→ **WHAT YOU NEED TO DO**:
Search each line of the data for the word "answer"; copy every line where it is found.
[DATA Boundary: Start]
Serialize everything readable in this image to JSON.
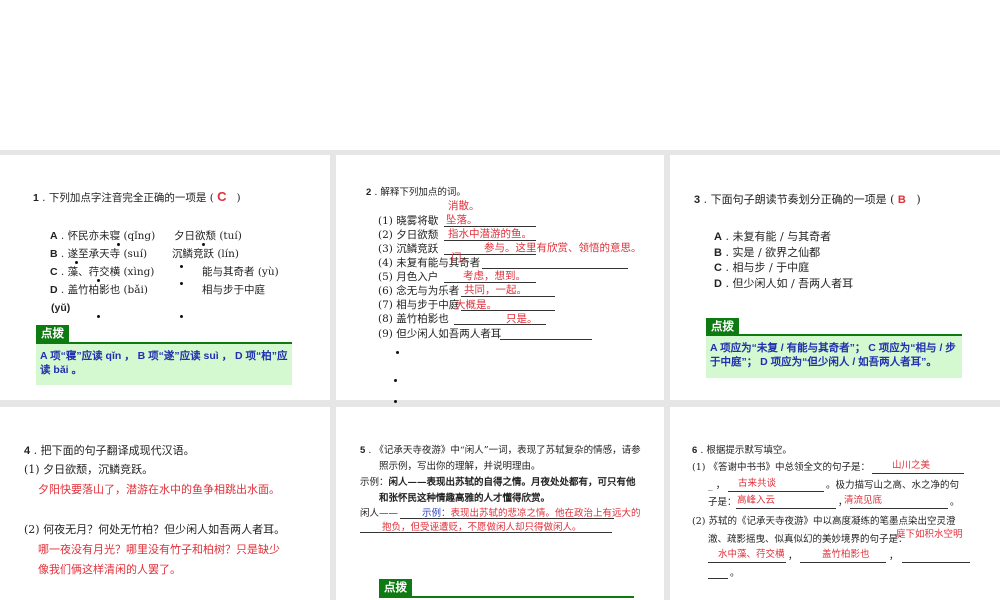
{
  "q1": {
    "num": "1",
    "stem": "下列加点字注音完全正确的一项是 (",
    "answer": "C",
    "close": ")",
    "options": [
      {
        "letter": "A",
        "left": "怀民亦未寝 (qǐng)",
        "right": "夕日欲颓 (tuí)"
      },
      {
        "letter": "B",
        "left": "遂至承天寺 (suí)",
        "right": "沉鳞竞跃 (lín)"
      },
      {
        "letter": "C",
        "left": "藻、荇交横 (xìng)",
        "right": "能与其奇者 (yù)"
      },
      {
        "letter": "D",
        "left": "盖竹柏影也 (bǎi)",
        "right": "相与步于中庭"
      }
    ],
    "extra": "(yǔ)",
    "tip_label": "点拨",
    "tip": "A 项“寝”应读 qǐn ， B 项“遂”应读 suì ， D 项“柏”应读 bǎi 。"
  },
  "q2": {
    "num": "2",
    "stem": "解释下列加点的词。",
    "items": [
      {
        "label": "(1) 晓雾将歇",
        "answer": "消散。"
      },
      {
        "label": "(2) 夕日欲颓",
        "answer": "坠落。"
      },
      {
        "label": "(3) 沉鳞竞跃",
        "answer": "指水中潜游的鱼。"
      },
      {
        "label": "(4) 未复有能与其奇者",
        "answer": "参与。这里有欣赏、领悟的意思。"
      },
      {
        "label": "(5) 月色入户",
        "answer": "门。"
      },
      {
        "label": "(6) 念无与为乐者",
        "answer": "考虑，想到。"
      },
      {
        "label": "(7) 相与步于中庭",
        "answer": "共同，一起。"
      },
      {
        "label": "(8) 盖竹柏影也",
        "answer": "大概是。"
      },
      {
        "label": "(9) 但少闲人如吾两人者耳",
        "answer": "只是。"
      }
    ]
  },
  "q3": {
    "num": "3",
    "stem": "下面句子朗读节奏划分正确的一项是 (",
    "answer": "B",
    "close": ")",
    "options": [
      {
        "letter": "A",
        "text": "未复有能 / 与其奇者"
      },
      {
        "letter": "B",
        "text": "实是 / 欲界之仙都"
      },
      {
        "letter": "C",
        "text": "相与步 / 于中庭"
      },
      {
        "letter": "D",
        "text": "但少闲人如 / 吾两人者耳"
      }
    ],
    "tip_label": "点拨",
    "tip": "A 项应为“未复 / 有能与其奇者”； C 项应为“相与 / 步于中庭”； D 项应为“但少闲人 / 如吾两人者耳”。"
  },
  "q4": {
    "num": "4",
    "stem": "把下面的句子翻译成现代汉语。",
    "s1": "(1) 夕日欲颓，沉鳞竞跃。",
    "a1": "夕阳快要落山了，潜游在水中的鱼争相跳出水面。",
    "s2": "(2) 何夜无月？何处无竹柏？但少闲人如吾两人者耳。",
    "a2a": "哪一夜没有月光？哪里没有竹子和柏树？只是缺少",
    "a2b": "像我们俩这样清闲的人罢了。"
  },
  "q5": {
    "num": "5",
    "stem1": "《记承天寺夜游》中“闲人”一词，表现了苏轼复杂的情感，请参",
    "stem2": "照示例，写出你的理解，并说明理由。",
    "ex_label": "示例：",
    "ex1": "闲人——表现出苏轼的自得之情。月夜处处都有，可只有他",
    "ex2": "和张怀民这种情趣高雅的人才懂得欣赏。",
    "blank_label": "闲人——",
    "ans_prefix": "示例：",
    "ans1": "表现出苏轼的悲凉之情。他在政治上有远大的",
    "ans2": "抱负，但受诬遭贬，不愿做闲人却只得做闲人。",
    "tip_label": "点拨"
  },
  "q6": {
    "num": "6",
    "stem": "根据提示默写填空。",
    "p1a": "(1) 《答谢中书书》中总领全文的句子是：",
    "a1": "山川之美",
    "p1b": "_ ，",
    "a2": "古来共谈",
    "p1c": "。极力描写山之高、水之净的句",
    "p1d": "子是：",
    "a3": "高峰入云",
    "comma": "，",
    "a4": "清流见底",
    "period": "。",
    "p2a": "(2)  苏轼的《记承天寺夜游》中以高度凝练的笔墨点染出空灵澄",
    "p2b": "澈、疏影摇曳、似真似幻的美妙境界的句子是：",
    "a5": "庭下如积水空明",
    "a6": "水中藻、荇交横",
    "a7": "盖竹柏影也",
    "end": "。"
  }
}
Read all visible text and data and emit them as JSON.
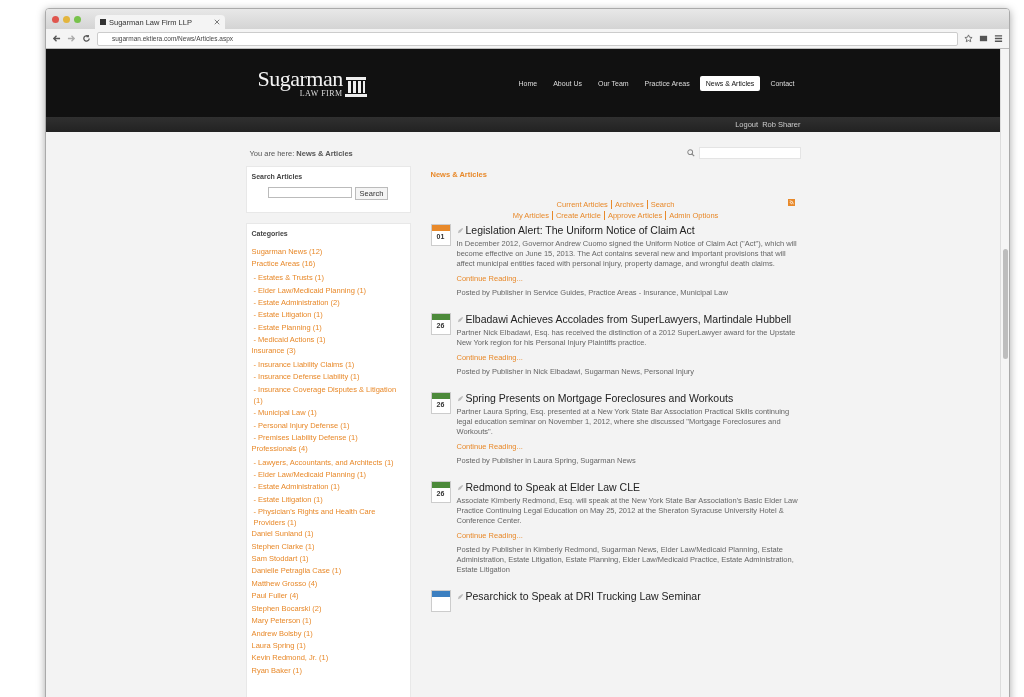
{
  "browser": {
    "tab_title": "Sugarman Law Firm LLP",
    "url": "sugarman.ektiera.com/News/Articles.aspx"
  },
  "site": {
    "logo_main": "Sugarman",
    "logo_sub": "LAW FIRM",
    "nav": [
      {
        "label": "Home",
        "selected": false
      },
      {
        "label": "About Us",
        "selected": false
      },
      {
        "label": "Our Team",
        "selected": false
      },
      {
        "label": "Practice Areas",
        "selected": false
      },
      {
        "label": "News & Articles",
        "selected": true
      },
      {
        "label": "Contact",
        "selected": false
      }
    ],
    "login": {
      "link": "Logout",
      "user": "Rob Sharer"
    }
  },
  "breadcrumb": "You are here: **News & Articles**",
  "sidebar": {
    "search_title": "Search Articles",
    "search_button": "Search",
    "categories_title": "Categories",
    "categories": [
      {
        "label": "Sugarman News (12)"
      },
      {
        "label": "Practice Areas (16)",
        "children": [
          {
            "label": "- Estates & Trusts (1)"
          },
          {
            "label": "- Elder Law/Medicaid Planning (1)"
          },
          {
            "label": "- Estate Administration (2)"
          },
          {
            "label": "- Estate Litigation (1)"
          },
          {
            "label": "- Estate Planning (1)"
          },
          {
            "label": "- Medicaid Actions (1)"
          }
        ]
      },
      {
        "label": "Insurance (3)",
        "children": [
          {
            "label": "- Insurance Liability Claims (1)"
          },
          {
            "label": "- Insurance Defense Liability (1)"
          },
          {
            "label": "- Insurance Coverage Disputes & Litigation (1)"
          },
          {
            "label": "- Municipal Law (1)"
          },
          {
            "label": "- Personal Injury Defense (1)"
          },
          {
            "label": "- Premises Liability Defense (1)"
          }
        ]
      },
      {
        "label": "Professionals (4)",
        "children": [
          {
            "label": "- Lawyers, Accountants, and Architects (1)"
          },
          {
            "label": "- Elder Law/Medicaid Planning (1)"
          },
          {
            "label": "- Estate Administration (1)"
          },
          {
            "label": "- Estate Litigation (1)"
          },
          {
            "label": "- Physician's Rights and Health Care Providers (1)"
          }
        ]
      },
      {
        "label": "Daniel Sunland (1)"
      },
      {
        "label": "Stephen Clarke (1)"
      },
      {
        "label": "Sam Stoddart (1)"
      },
      {
        "label": "Danielle Petraglia Case (1)"
      },
      {
        "label": "Matthew Grosso (4)"
      },
      {
        "label": "Paul Fuller (4)"
      },
      {
        "label": "Stephen Bocarski (2)"
      },
      {
        "label": "Mary Peterson (1)"
      },
      {
        "label": "Andrew Bolsby (1)"
      },
      {
        "label": "Laura Spring (1)"
      },
      {
        "label": "Kevin Redmond, Jr. (1)"
      },
      {
        "label": "Ryan Baker (1)"
      }
    ]
  },
  "main": {
    "title": "News & Articles",
    "links_row_1": [
      "Current Articles",
      "Archives",
      "Search"
    ],
    "links_row_2": [
      "My Articles",
      "Create Article",
      "Approve Articles",
      "Admin Options"
    ],
    "articles": [
      {
        "day": "01",
        "color": "#e8892a",
        "title": "Legislation Alert: The Uniform Notice of Claim Act",
        "summary": "In December 2012, Governor Andrew Cuomo signed the Uniform Notice of Claim Act (\"Act\"), which will become effective on June 15, 2013. The Act contains several new and important provisions that will affect municipal entities faced with personal injury, property damage, and wrongful death claims.",
        "more": "Continue Reading...",
        "meta": "Posted by Publisher in Service Guides, Practice Areas - Insurance, Municipal Law"
      },
      {
        "day": "26",
        "color": "#4c8a3a",
        "title": "Elbadawi Achieves Accolades from SuperLawyers, Martindale Hubbell",
        "summary": "Partner Nick Elbadawi, Esq. has received the distinction of a 2012 SuperLawyer award for the Upstate New York region for his Personal Injury Plaintiffs practice.",
        "more": "Continue Reading...",
        "meta": "Posted by Publisher in Nick Elbadawi, Sugarman News, Personal Injury"
      },
      {
        "day": "26",
        "color": "#4c8a3a",
        "title": "Spring Presents on Mortgage Foreclosures and Workouts",
        "summary": "Partner Laura Spring, Esq. presented at a New York State Bar Association Practical Skills continuing legal education seminar on November 1, 2012, where she discussed \"Mortgage Foreclosures and Workouts\".",
        "more": "Continue Reading...",
        "meta": "Posted by Publisher in Laura Spring, Sugarman News"
      },
      {
        "day": "26",
        "color": "#4c8a3a",
        "title": "Redmond to Speak at Elder Law CLE",
        "summary": "Associate Kimberly Redmond, Esq. will speak at the New York State Bar Association's Basic Elder Law Practice Continuing Legal Education on May 25, 2012 at the Sheraton Syracuse University Hotel & Conference Center.",
        "more": "Continue Reading...",
        "meta": "Posted by Publisher in Kimberly Redmond, Sugarman News, Elder Law/Medicaid Planning, Estate Administration, Estate Litigation, Estate Planning, Elder Law/Medicaid Practice, Estate Administration, Estate Litigation"
      },
      {
        "color": "#3c7fc0",
        "title": "Pesarchick to Speak at DRI Trucking Law Seminar"
      }
    ]
  }
}
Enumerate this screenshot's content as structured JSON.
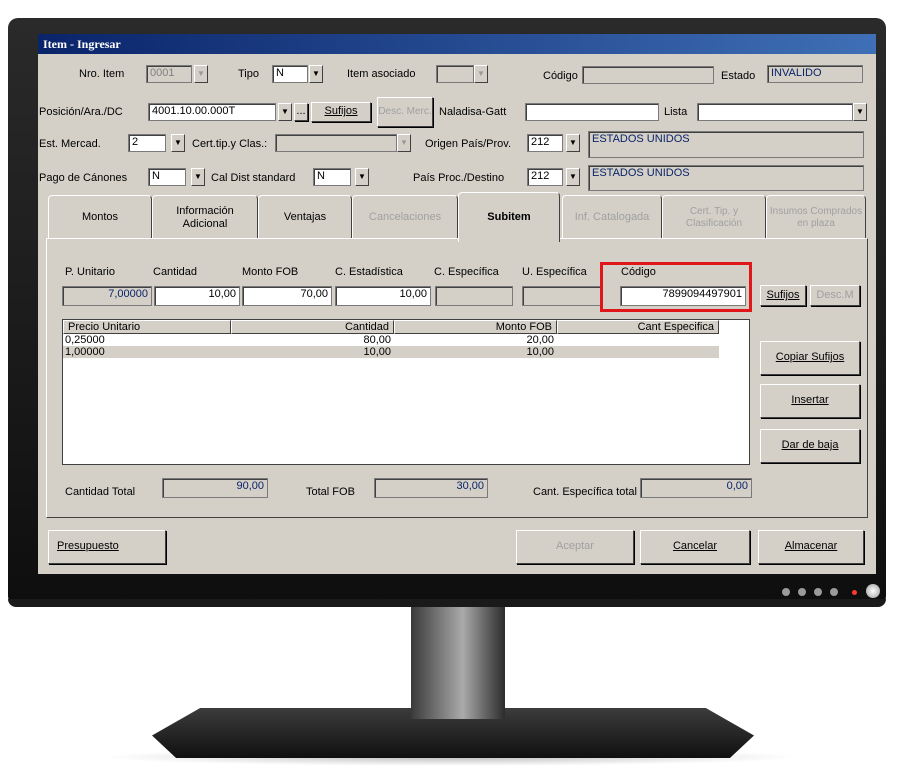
{
  "window": {
    "title": "Item - Ingresar"
  },
  "row1": {
    "nro_item_label": "Nro. Item",
    "nro_item_value": "0001",
    "tipo_label": "Tipo",
    "tipo_value": "N",
    "item_asociado_label": "Item asociado",
    "codigo_label": "Código",
    "codigo_value": "",
    "estado_label": "Estado",
    "estado_value": "INVALIDO"
  },
  "row2": {
    "posicion_label": "Posición/Ara./DC",
    "posicion_value": "4001.10.00.000T",
    "ellipsis_label": "...",
    "sufijos_label": "Sufijos",
    "desc_merc_label": "Desc. Merc.",
    "naladisa_label": "Naladisa-Gatt",
    "naladisa_value": "",
    "lista_label": "Lista",
    "lista_value": ""
  },
  "row3": {
    "est_mercad_label": "Est. Mercad.",
    "est_mercad_value": "2",
    "cert_label": "Cert.tip.y Clas.:",
    "cert_value": "",
    "origen_label": "Origen País/Prov.",
    "origen_code": "212",
    "origen_name": "ESTADOS UNIDOS"
  },
  "row4": {
    "pago_label": "Pago de Cánones",
    "pago_value": "N",
    "cal_dist_label": "Cal Dist standard",
    "cal_dist_value": "N",
    "pais_proc_label": "País Proc./Destino",
    "pais_proc_code": "212",
    "pais_proc_name": "ESTADOS UNIDOS"
  },
  "tabs": [
    {
      "label": "Montos"
    },
    {
      "label": "Información Adicional"
    },
    {
      "label": "Ventajas"
    },
    {
      "label": "Cancelaciones"
    },
    {
      "label": "Subitem"
    },
    {
      "label": "Inf. Catalogada"
    },
    {
      "label": "Cert. Tip. y Clasificación"
    },
    {
      "label": "Insumos Comprados en plaza"
    }
  ],
  "subitem": {
    "p_unitario_label": "P. Unitario",
    "p_unitario_value": "7,00000",
    "cantidad_label": "Cantidad",
    "cantidad_value": "10,00",
    "monto_fob_label": "Monto FOB",
    "monto_fob_value": "70,00",
    "c_estadistica_label": "C. Estadística",
    "c_estadistica_value": "10,00",
    "c_especifica_label": "C. Específica",
    "c_especifica_value": "",
    "u_especifica_label": "U. Específica",
    "u_especifica_value": "",
    "codigo_label": "Código",
    "codigo_value": "7899094497901",
    "sufijos_label": "Sufijos",
    "desc_m_label": "Desc.M"
  },
  "grid": {
    "headers": [
      "Precio Unitario",
      "Cantidad",
      "Monto FOB",
      "Cant Especifica"
    ],
    "rows": [
      [
        "0,25000",
        "80,00",
        "20,00",
        ""
      ],
      [
        "1,00000",
        "10,00",
        "10,00",
        ""
      ]
    ]
  },
  "side_buttons": {
    "copiar": "Copiar Sufijos",
    "insertar": "Insertar",
    "dar_baja": "Dar de baja"
  },
  "totals": {
    "cantidad_total_label": "Cantidad Total",
    "cantidad_total_value": "90,00",
    "total_fob_label": "Total FOB",
    "total_fob_value": "30,00",
    "cant_esp_label": "Cant. Específica total",
    "cant_esp_value": "0,00"
  },
  "bottom_buttons": {
    "presupuesto": "Presupuesto",
    "aceptar": "Aceptar",
    "cancelar": "Cancelar",
    "almacenar": "Almacenar"
  },
  "colors": {
    "highlight": "#e0161a",
    "titlebar": "#0a246a",
    "face": "#d4d0c8"
  }
}
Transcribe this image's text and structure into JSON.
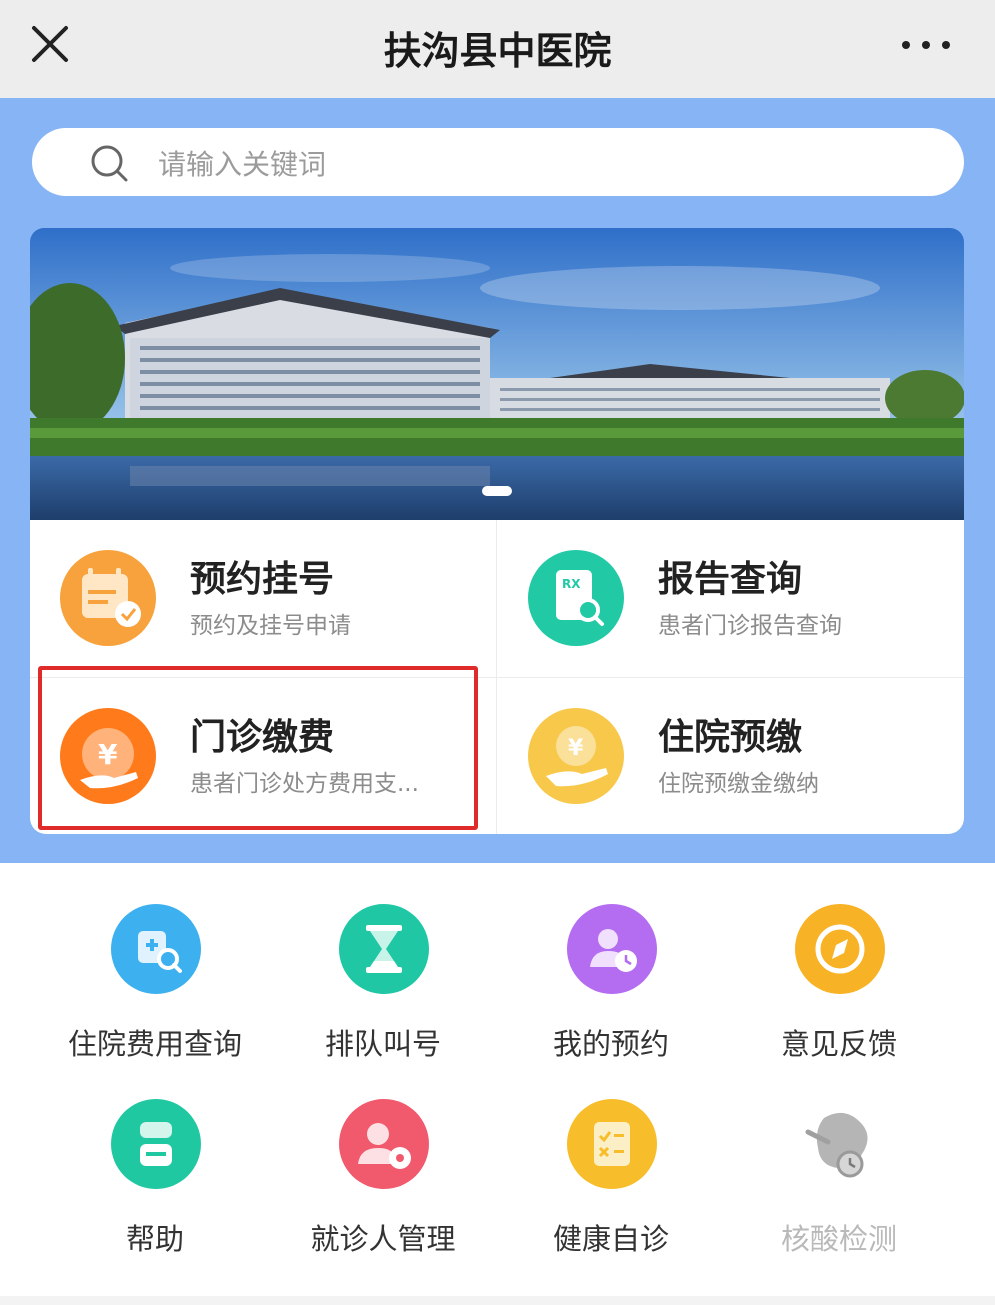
{
  "header": {
    "title": "扶沟县中医院",
    "close_icon": "close-icon",
    "more_icon": "more-dots-icon"
  },
  "search": {
    "placeholder": "请输入关键词",
    "icon": "search-icon"
  },
  "banner": {
    "image": "hospital-building-photo",
    "slide_indicator": "1 of 1"
  },
  "quick_services": [
    {
      "title": "预约挂号",
      "subtitle": "预约及挂号申请",
      "icon": "calendar-check-icon",
      "color": "#f7a23c"
    },
    {
      "title": "报告查询",
      "subtitle": "患者门诊报告查询",
      "icon": "rx-report-icon",
      "color": "#22c9a5"
    },
    {
      "title": "门诊缴费",
      "subtitle": "患者门诊处方费用支...",
      "icon": "yen-hand-icon",
      "color": "#ff7a1a",
      "highlighted": true
    },
    {
      "title": "住院预缴",
      "subtitle": "住院预缴金缴纳",
      "icon": "yen-coin-hand-icon",
      "color": "#f7c84a"
    }
  ],
  "menu": [
    {
      "label": "住院费用查询",
      "icon": "medical-search-icon",
      "color": "#3db0f0"
    },
    {
      "label": "排队叫号",
      "icon": "hourglass-icon",
      "color": "#1fc7a4"
    },
    {
      "label": "我的预约",
      "icon": "user-clock-icon",
      "color": "#b46cf0"
    },
    {
      "label": "意见反馈",
      "icon": "compass-icon",
      "color": "#f7b325"
    },
    {
      "label": "帮助",
      "icon": "help-list-icon",
      "color": "#20c8a2"
    },
    {
      "label": "就诊人管理",
      "icon": "user-gear-icon",
      "color": "#f05a6c"
    },
    {
      "label": "健康自诊",
      "icon": "checklist-icon",
      "color": "#f7bd2a"
    },
    {
      "label": "核酸检测",
      "icon": "virus-test-icon",
      "color": "#8c8c8c",
      "disabled": true
    }
  ]
}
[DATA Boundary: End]
→ **RESPONSE TO THE TASK**:
    "answer": "C",
        "answer": "消散。"
        "answer": "坠落。"
        "answer": "指水中潜游的鱼。"
        "answer": "参与。这里有欣赏、领悟的意思。"
        "answer": "门。"
        "answer": "考虑，想到。"
        "answer": "共同，一起。"
        "answer": "大概是。"
        "answer": "只是。"
    "answer": "B",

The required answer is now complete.